(Items from a data source)
--------------------------------------------------
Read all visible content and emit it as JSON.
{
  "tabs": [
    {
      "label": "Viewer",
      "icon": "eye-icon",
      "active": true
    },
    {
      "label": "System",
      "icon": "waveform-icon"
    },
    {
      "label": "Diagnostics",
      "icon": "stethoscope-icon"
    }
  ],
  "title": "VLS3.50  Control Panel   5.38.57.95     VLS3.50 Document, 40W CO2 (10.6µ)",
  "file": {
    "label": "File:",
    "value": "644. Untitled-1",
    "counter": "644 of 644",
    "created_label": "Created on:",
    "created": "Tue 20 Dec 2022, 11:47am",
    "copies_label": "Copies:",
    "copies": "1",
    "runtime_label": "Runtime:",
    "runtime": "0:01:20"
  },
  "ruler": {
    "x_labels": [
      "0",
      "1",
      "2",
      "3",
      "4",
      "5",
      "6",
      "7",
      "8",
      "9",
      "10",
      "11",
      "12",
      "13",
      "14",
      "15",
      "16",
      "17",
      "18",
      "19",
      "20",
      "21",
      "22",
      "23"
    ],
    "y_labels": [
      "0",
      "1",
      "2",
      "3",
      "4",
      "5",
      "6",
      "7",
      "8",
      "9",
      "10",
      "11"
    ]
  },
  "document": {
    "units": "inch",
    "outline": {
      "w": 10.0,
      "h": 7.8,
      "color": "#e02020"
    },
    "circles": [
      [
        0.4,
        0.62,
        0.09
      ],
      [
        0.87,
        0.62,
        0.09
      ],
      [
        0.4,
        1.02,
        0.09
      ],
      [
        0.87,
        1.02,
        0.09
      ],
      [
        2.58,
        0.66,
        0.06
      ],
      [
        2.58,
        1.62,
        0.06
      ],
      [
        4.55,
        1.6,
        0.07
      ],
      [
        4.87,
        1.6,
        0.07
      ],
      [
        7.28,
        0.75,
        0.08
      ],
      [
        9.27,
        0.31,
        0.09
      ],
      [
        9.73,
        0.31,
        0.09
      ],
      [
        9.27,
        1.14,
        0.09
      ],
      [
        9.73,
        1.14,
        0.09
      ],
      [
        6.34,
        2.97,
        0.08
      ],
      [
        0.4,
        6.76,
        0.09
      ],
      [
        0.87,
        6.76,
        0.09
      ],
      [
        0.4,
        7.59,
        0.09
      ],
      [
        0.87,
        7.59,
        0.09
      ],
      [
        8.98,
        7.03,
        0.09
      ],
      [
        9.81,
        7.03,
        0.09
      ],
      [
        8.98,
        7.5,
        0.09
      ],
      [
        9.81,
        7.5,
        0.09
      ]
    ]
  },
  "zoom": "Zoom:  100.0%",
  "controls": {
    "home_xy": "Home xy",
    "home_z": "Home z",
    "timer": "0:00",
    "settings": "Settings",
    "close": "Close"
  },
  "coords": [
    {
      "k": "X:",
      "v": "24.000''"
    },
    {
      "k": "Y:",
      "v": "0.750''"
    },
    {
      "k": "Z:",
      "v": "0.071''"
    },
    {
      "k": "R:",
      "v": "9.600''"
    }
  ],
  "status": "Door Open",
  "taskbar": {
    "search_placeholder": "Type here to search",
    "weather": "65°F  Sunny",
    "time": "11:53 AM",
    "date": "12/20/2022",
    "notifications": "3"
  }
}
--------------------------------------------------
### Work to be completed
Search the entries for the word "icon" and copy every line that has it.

### Exercise result
      "icon": "eye-icon",
      "icon": "waveform-icon"
      "icon": "stethoscope-icon"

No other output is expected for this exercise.